Conservation Strategy Fund Leads Landmark Study on the Risks and Returns of Planned Road Projects in the Amazon
For Immediate Release:
Contact: Caity Pinkard
New study finds that half of Amazon road projects lack economic justification
With the generous support of the Gordon and Betty Moore Foundation, Conservation Strategy Fund (CSF) and its partners — Amazon Environmental Research Institute (Instituto de Pesquisa Ambiental da Amazônia, IPAM) and the Foundation for Conservation and Sustainable Development (Fundación para la Conservación y el Desarrollo Sostenible, FCDS) — recently completed a study analyzing the economic, environmental and social impact of 75 planned road projects in the Amazon. Published in the journal, Proceedings of the National Academy of Sciences of the United States of America (PNAS), the study found that roughly half, or 45%, of planned road projects would cost more to build and maintain than the benefits they would generate.
“Even when we don’t consider the socio-environmental impacts, almost half of the projects are economically unfeasible,” explains CSF Senior Economist Thaís Vilela, the lead author of the scientific article. “These projects should be excluded, or at least reevaluated by the governments.” Historically, governments and development banks have prioritized the expansion of Amazon road networks in order to reduce transportation costs and increase regional connectivity and development. Yet many proposed road projects do not have basic economic feasibility analyses, and even fewer account for the potential negative socio-environmental impacts.
Research focused on 75 highway projects covering over 12,000 kilometers across Bolivia, Brazil, Colombia, Ecuador and Peru. If completed, these roads would require a total investment of $27 billion USD and result in the deforestation of 2.4 million hectares over the next 20 years. Through their research, the study’s authors found that selecting a smaller subset of carefully chosen roads could deliver 77% of the economic benefits at 10% of the socio-environmental cost. In addition, by cancelling the road projects that had no economic justification, the country governments could prevent 1.1 million hectares of deforestation and avert $7.6 billion USD in wasted funding for development projects.
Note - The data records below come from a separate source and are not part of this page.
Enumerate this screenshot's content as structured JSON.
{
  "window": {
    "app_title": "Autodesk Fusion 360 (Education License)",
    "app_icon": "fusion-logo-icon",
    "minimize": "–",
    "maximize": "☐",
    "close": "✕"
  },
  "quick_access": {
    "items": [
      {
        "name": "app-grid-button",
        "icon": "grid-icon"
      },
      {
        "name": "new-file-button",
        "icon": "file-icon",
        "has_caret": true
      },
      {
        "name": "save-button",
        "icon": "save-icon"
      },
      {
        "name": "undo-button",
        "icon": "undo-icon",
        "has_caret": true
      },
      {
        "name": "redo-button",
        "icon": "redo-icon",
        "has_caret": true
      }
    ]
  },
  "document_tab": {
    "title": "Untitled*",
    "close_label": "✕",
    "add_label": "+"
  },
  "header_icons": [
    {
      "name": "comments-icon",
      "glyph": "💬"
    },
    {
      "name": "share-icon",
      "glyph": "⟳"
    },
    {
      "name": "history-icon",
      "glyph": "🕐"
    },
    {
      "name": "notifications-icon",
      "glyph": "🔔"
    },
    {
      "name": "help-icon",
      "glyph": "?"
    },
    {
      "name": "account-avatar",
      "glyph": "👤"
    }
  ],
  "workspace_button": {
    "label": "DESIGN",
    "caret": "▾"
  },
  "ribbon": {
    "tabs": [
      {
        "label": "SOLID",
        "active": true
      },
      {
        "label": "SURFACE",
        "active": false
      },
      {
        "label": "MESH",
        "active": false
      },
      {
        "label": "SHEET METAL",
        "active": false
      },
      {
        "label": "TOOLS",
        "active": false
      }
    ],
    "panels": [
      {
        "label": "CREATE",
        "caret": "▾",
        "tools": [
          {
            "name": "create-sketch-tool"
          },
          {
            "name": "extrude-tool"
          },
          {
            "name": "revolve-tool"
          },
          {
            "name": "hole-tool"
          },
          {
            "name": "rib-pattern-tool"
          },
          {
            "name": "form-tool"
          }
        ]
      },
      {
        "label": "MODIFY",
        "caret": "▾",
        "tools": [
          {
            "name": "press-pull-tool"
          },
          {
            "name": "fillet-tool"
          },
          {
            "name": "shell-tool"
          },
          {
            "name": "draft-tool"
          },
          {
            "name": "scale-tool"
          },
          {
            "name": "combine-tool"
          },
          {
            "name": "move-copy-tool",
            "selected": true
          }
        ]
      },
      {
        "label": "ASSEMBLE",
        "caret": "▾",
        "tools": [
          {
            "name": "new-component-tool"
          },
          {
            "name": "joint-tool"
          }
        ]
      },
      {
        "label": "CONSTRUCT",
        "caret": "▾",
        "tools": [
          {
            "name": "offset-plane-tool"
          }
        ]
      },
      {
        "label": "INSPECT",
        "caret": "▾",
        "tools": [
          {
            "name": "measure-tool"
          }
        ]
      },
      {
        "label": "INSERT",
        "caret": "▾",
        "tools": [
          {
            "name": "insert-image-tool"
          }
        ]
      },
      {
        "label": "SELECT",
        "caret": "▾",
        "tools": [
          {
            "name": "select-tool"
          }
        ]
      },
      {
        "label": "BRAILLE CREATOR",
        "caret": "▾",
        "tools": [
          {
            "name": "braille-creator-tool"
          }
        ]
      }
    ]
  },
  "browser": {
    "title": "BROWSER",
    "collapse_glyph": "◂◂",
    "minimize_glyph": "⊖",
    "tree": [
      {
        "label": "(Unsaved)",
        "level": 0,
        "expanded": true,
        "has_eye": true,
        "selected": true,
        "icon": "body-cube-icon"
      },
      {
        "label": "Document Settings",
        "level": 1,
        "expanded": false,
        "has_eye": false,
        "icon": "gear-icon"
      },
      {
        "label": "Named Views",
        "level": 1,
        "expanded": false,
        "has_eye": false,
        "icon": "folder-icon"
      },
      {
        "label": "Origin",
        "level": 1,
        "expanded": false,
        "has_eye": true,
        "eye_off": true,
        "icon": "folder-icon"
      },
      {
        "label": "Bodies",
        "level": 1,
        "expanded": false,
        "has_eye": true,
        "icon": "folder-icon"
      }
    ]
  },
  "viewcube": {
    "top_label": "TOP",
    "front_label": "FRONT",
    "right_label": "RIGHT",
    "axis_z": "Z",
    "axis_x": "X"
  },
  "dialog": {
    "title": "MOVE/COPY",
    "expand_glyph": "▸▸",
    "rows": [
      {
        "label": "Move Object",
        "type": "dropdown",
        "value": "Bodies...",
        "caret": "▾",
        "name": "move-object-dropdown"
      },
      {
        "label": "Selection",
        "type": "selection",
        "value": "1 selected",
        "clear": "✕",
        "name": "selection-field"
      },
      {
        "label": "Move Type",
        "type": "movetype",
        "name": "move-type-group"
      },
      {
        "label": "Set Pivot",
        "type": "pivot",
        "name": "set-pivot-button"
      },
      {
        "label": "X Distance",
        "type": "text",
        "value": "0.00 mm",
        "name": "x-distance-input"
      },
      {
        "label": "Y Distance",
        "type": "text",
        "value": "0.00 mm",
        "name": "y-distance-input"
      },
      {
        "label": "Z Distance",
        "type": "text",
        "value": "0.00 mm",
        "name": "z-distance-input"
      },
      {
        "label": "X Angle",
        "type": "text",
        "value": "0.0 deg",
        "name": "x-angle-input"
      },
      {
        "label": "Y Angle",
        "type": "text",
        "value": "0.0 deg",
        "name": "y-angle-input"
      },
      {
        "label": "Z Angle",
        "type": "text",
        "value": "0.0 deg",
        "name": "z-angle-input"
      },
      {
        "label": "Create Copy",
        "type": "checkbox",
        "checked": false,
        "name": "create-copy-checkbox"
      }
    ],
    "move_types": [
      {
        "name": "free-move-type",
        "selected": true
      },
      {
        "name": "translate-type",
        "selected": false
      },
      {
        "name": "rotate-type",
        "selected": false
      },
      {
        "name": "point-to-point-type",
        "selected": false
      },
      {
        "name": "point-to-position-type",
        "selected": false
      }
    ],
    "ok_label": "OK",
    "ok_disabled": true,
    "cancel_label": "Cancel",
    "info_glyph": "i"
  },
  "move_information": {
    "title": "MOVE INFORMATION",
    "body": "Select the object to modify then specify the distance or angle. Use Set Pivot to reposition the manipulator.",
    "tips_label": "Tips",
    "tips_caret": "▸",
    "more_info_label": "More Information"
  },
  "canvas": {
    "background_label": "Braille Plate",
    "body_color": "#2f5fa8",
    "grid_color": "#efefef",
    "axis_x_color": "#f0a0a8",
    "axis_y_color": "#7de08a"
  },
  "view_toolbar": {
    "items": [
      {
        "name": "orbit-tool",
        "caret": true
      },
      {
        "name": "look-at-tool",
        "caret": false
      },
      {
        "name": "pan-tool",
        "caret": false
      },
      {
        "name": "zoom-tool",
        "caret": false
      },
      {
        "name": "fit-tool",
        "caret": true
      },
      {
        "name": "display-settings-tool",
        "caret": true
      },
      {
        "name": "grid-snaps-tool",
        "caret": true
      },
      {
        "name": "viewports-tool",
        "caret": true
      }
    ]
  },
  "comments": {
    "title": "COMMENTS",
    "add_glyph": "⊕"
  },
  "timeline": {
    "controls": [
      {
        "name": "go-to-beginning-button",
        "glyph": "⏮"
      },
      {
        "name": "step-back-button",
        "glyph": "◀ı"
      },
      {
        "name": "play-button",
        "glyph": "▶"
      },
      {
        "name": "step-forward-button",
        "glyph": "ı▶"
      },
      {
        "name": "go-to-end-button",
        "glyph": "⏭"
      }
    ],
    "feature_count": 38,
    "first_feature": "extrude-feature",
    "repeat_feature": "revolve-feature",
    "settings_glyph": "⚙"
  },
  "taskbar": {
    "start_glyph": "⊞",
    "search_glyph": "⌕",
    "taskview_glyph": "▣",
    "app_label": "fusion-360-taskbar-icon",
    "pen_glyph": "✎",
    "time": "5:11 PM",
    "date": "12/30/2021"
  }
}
The results of the study demonstrate that it is possible to generate large economic returns at a lower environmental and social cost, meaning that well-designed projects can still reduce transportation costs and support regional development. As Vilela concludes, “Where projects have a positive economic return, it’s important that the governments, and the people, determine the acceptable level of environmental and social loss in exchange for economic gain.” Through continued engagement with decision-makers and stakeholders, the authors will use the study’s findings to better inform the decision-making process for new infrastructure and advocate for road planning that concurrently balances economic growth with the conservation of natural resources.
To learn more, please read the full paper “A better Amazon road network for people and the environment." The policy brief (in Spanish) is available here. The full journal article in PNAS is here.